• **Work instruction**
Say how many lines in the records contain "favicon". The reply must consist of the number alone.

• **Input**
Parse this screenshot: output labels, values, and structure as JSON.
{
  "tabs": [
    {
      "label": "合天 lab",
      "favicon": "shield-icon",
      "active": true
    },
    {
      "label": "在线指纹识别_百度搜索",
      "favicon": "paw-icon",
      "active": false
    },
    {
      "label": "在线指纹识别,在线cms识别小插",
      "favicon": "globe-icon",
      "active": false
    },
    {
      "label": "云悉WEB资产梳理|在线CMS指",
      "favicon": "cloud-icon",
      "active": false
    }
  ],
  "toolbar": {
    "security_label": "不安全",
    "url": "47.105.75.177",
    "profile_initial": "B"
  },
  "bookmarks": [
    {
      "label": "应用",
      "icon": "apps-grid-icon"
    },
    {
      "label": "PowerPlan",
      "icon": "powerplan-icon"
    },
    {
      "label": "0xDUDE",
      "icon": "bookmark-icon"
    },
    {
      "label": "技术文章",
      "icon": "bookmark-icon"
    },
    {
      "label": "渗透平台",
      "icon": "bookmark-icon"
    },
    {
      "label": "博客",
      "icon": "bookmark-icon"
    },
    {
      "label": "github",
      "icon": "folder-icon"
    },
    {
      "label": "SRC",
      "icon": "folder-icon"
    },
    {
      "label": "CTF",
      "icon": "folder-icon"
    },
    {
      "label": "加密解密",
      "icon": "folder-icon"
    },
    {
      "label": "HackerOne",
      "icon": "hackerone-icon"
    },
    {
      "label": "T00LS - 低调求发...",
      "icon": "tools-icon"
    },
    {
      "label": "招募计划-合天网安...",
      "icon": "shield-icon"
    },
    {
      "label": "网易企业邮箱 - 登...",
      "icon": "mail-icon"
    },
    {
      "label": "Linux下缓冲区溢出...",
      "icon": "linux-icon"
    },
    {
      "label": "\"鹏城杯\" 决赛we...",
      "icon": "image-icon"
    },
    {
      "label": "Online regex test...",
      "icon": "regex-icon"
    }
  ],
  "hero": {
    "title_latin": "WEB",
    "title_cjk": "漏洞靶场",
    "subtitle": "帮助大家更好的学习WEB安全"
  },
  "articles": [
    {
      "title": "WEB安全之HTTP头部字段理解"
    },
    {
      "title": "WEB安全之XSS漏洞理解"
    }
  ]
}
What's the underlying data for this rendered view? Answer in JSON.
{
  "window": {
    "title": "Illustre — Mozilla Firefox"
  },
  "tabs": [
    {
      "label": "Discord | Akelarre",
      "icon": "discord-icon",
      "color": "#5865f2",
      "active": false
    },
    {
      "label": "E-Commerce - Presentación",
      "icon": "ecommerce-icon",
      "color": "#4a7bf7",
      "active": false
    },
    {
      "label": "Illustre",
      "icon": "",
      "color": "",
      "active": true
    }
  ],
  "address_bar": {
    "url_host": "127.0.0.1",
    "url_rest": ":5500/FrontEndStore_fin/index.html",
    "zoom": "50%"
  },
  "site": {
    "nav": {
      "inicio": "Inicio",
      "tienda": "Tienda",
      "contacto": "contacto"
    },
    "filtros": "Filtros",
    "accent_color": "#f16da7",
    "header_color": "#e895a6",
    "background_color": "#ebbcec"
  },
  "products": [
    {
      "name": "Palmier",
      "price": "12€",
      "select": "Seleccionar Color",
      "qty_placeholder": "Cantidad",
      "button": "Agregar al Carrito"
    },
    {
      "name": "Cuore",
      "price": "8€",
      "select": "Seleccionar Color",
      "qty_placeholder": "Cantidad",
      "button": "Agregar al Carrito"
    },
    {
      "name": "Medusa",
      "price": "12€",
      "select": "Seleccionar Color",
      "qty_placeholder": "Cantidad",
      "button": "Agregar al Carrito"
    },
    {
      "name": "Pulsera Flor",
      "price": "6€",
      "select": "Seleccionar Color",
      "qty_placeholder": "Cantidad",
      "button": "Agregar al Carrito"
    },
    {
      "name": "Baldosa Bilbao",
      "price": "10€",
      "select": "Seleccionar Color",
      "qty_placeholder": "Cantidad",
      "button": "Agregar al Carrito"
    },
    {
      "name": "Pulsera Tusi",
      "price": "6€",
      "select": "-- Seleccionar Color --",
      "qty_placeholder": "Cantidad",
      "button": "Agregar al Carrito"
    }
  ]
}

• **Solution to the problem**
4